From the material below, tally every line containing "screenshot"; reply with the total only.

BEGIN MATERIAL FOR THIS EXERCISE

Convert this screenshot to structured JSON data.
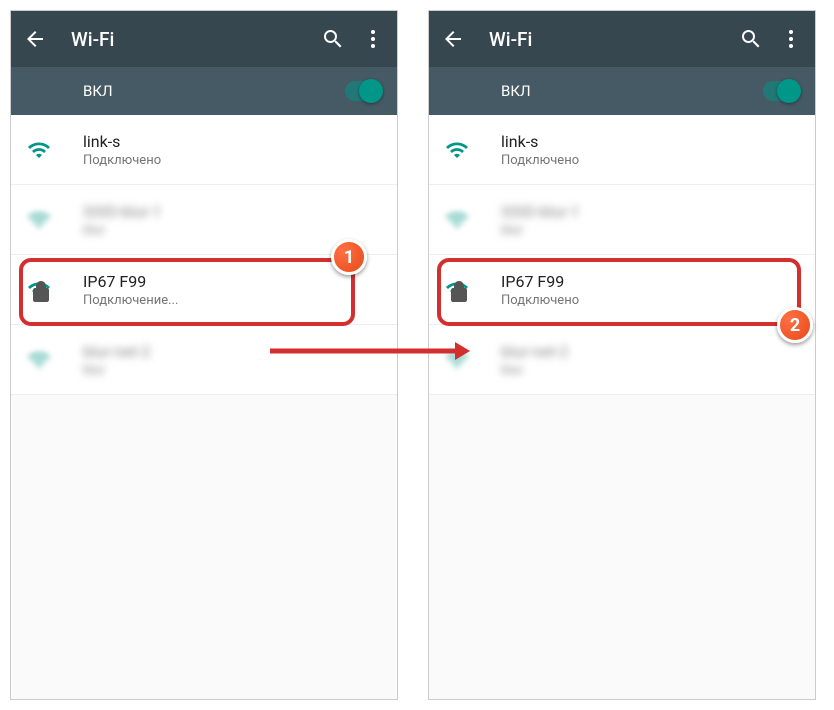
{
  "colors": {
    "teal": "#009688",
    "appbar": "#37474f",
    "sub": "#455a64",
    "highlight": "#d32f2f"
  },
  "left": {
    "title": "Wi‑Fi",
    "toggle_label": "ВКЛ",
    "networks": [
      {
        "name": "link-s",
        "status": "Подключено",
        "secured": false,
        "blurred": false
      },
      {
        "name": "SSID-blur-1",
        "status": "blur",
        "secured": true,
        "blurred": true
      },
      {
        "name": "IP67 F99",
        "status": "Подключение...",
        "secured": true,
        "blurred": false,
        "highlighted": true
      },
      {
        "name": "blur-net-2",
        "status": "blur",
        "secured": false,
        "blurred": true
      }
    ]
  },
  "right": {
    "title": "Wi‑Fi",
    "toggle_label": "ВКЛ",
    "networks": [
      {
        "name": "link-s",
        "status": "Подключено",
        "secured": false,
        "blurred": false
      },
      {
        "name": "SSID-blur-1",
        "status": "blur",
        "secured": true,
        "blurred": true
      },
      {
        "name": "IP67 F99",
        "status": "Подключено",
        "secured": true,
        "blurred": false,
        "highlighted": true
      },
      {
        "name": "blur-net-2",
        "status": "blur",
        "secured": false,
        "blurred": true
      }
    ]
  },
  "badges": {
    "left": "1",
    "right": "2"
  }
}
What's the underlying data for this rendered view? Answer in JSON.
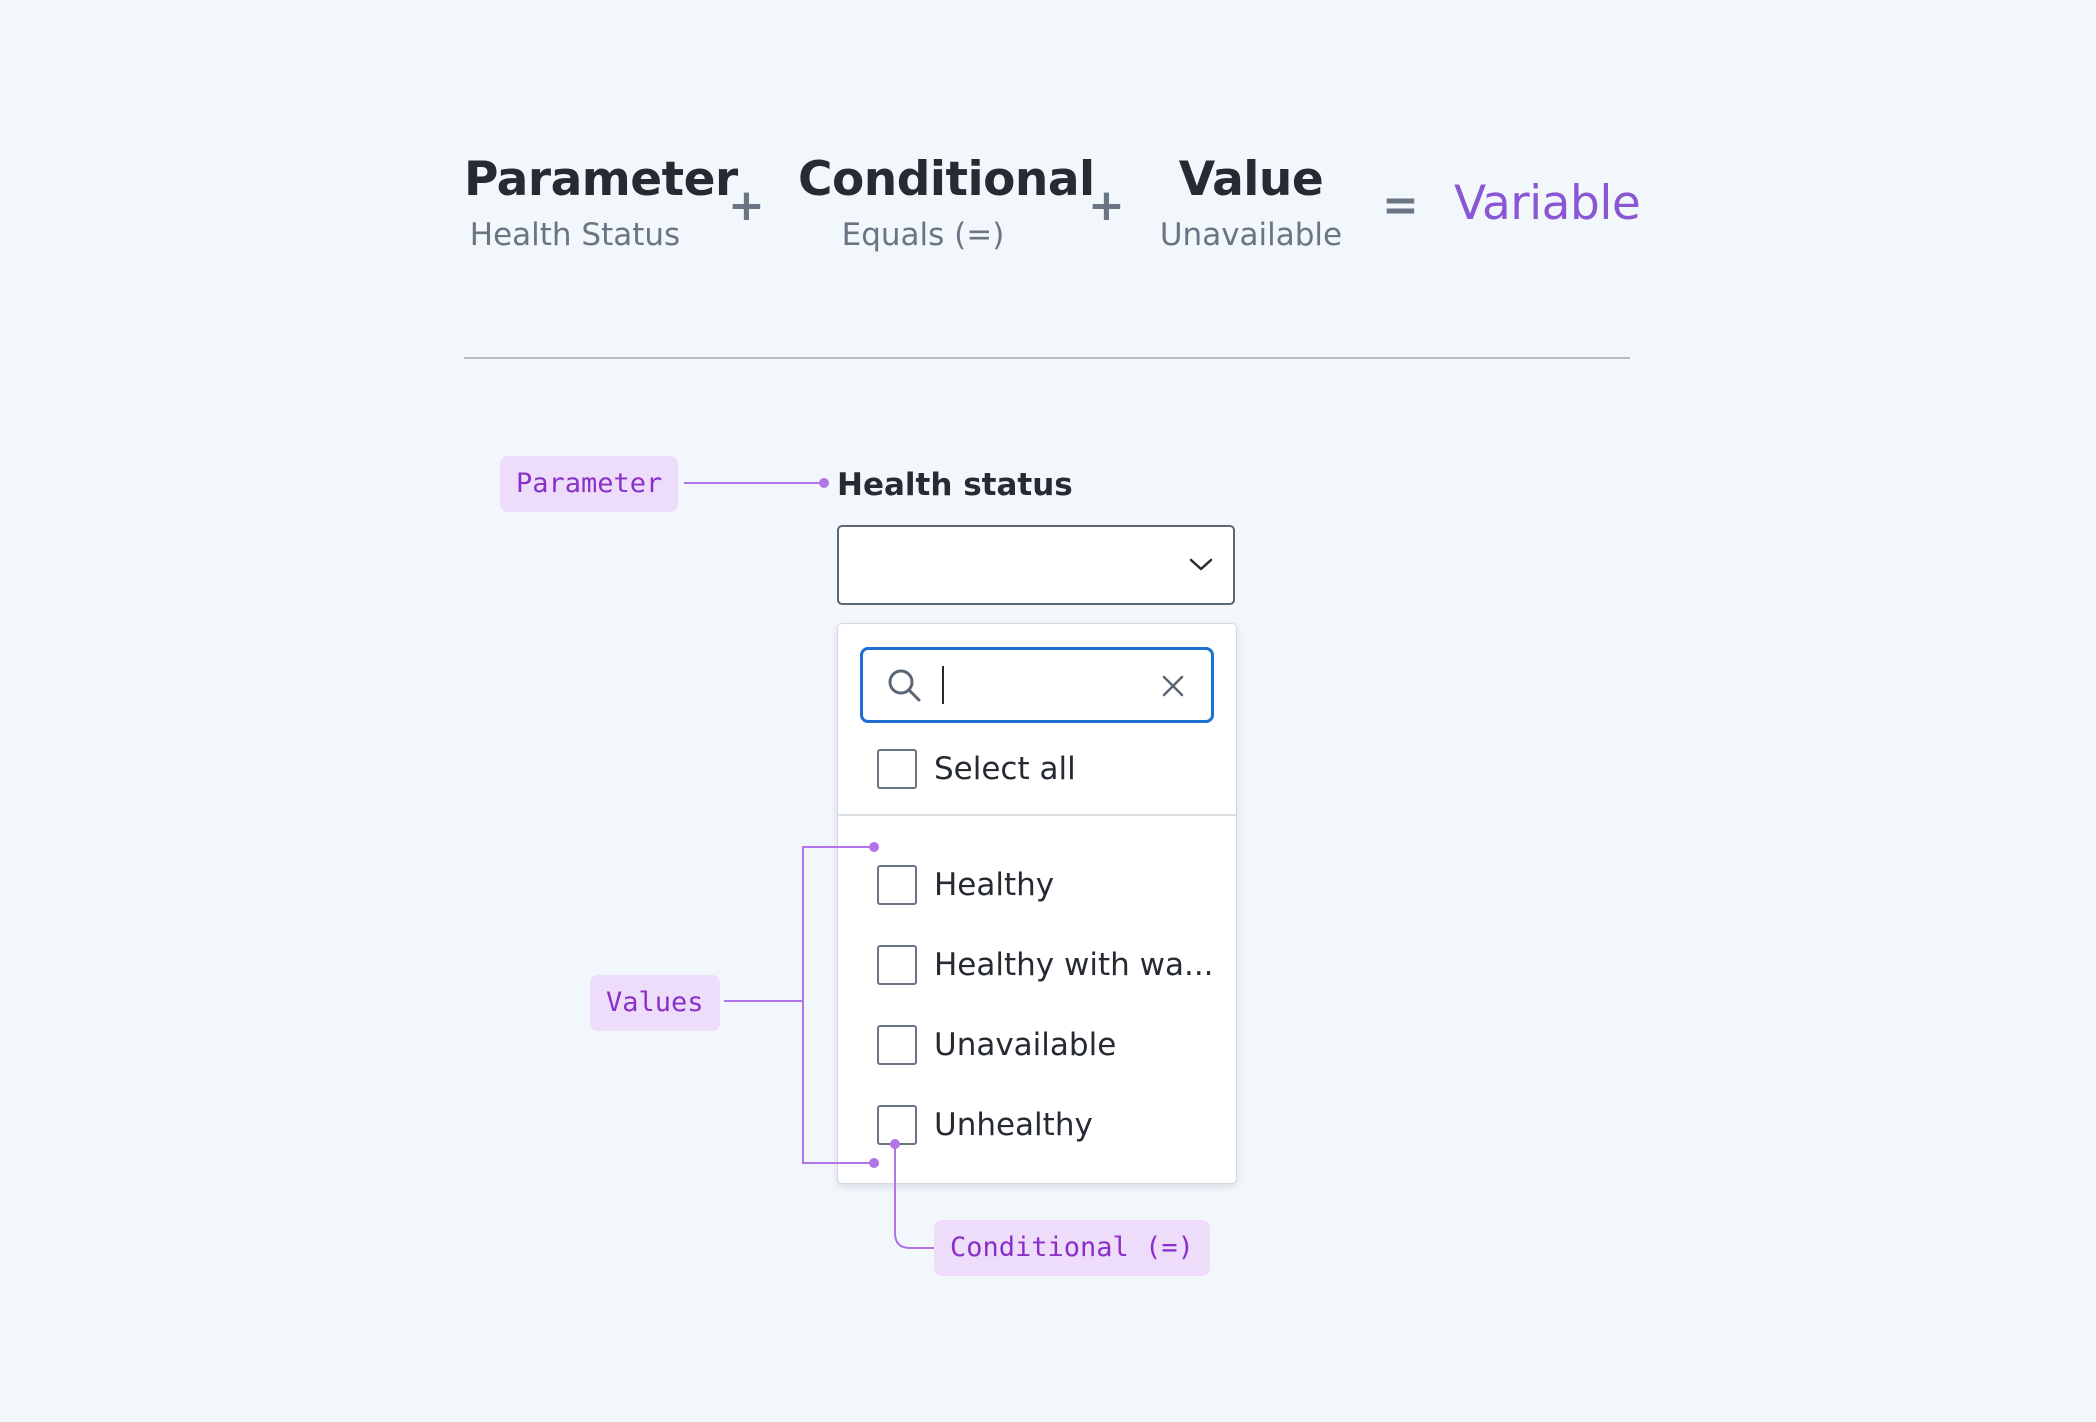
{
  "equation": {
    "parameter": {
      "title": "Parameter",
      "subtitle": "Health Status"
    },
    "plus1": "+",
    "conditional": {
      "title": "Conditional",
      "subtitle": "Equals (=)"
    },
    "plus2": "+",
    "value": {
      "title": "Value",
      "subtitle": "Unavailable"
    },
    "equals": "=",
    "result": "Variable"
  },
  "field": {
    "label": "Health status",
    "search": {
      "value": ""
    },
    "select_all": "Select all",
    "options": [
      {
        "label": "Healthy",
        "checked": false
      },
      {
        "label": "Healthy with wa...",
        "checked": false
      },
      {
        "label": "Unavailable",
        "checked": false
      },
      {
        "label": "Unhealthy",
        "checked": false
      }
    ]
  },
  "annotations": {
    "parameter": "Parameter",
    "values": "Values",
    "conditional": "Conditional (=)"
  },
  "colors": {
    "background": "#f2f7fb",
    "annotation_fill": "#eddcfa",
    "annotation_text": "#8a2fc9",
    "annotation_line": "#b274e8",
    "result": "#8a57d4",
    "focus": "#1f6fd0"
  },
  "icons": {
    "dropdown": "chevron-down-icon",
    "search": "search-icon",
    "clear": "close-icon"
  }
}
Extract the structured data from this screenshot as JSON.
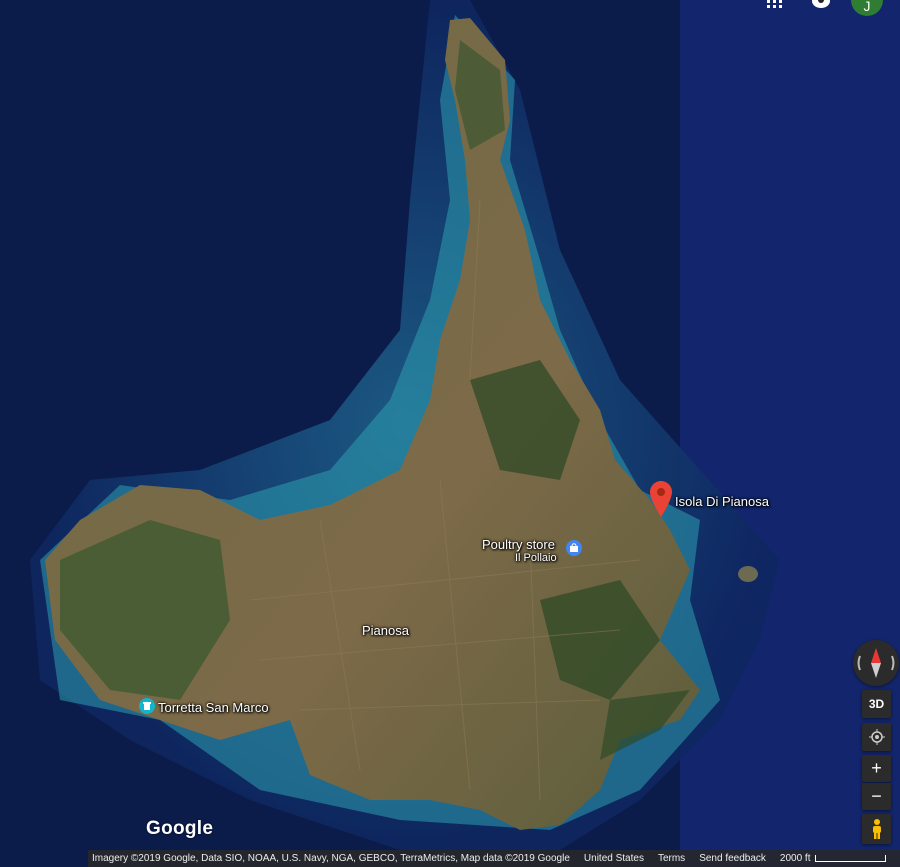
{
  "map": {
    "view": "satellite",
    "place_pin": {
      "label": "Isola Di Pianosa",
      "color": "#ea4335"
    },
    "poi": [
      {
        "name": "Poultry store",
        "sub": "Il Pollaio",
        "icon": "shopping-bag-icon",
        "color": "#4285f4"
      },
      {
        "name": "Torretta San Marco",
        "icon": "landmark-icon",
        "color": "#12b5cb"
      }
    ],
    "area_label": "Pianosa"
  },
  "header": {
    "apps_icon": "apps-grid-icon",
    "notifications_icon": "notifications-icon",
    "avatar_letter": "J"
  },
  "controls": {
    "compass_icon": "compass-icon",
    "tilt_label": "3D",
    "location_icon": "my-location-icon",
    "zoom_in": "+",
    "zoom_out": "−",
    "pegman_icon": "pegman-icon"
  },
  "branding": {
    "logo": "Google"
  },
  "footer": {
    "attribution": "Imagery ©2019 Google, Data SIO, NOAA, U.S. Navy, NGA, GEBCO, TerraMetrics, Map data ©2019 Google",
    "country": "United States",
    "terms": "Terms",
    "feedback": "Send feedback",
    "scale": "2000 ft"
  }
}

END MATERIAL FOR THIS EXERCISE

RESPONSE TO THIS EXERCISE: 2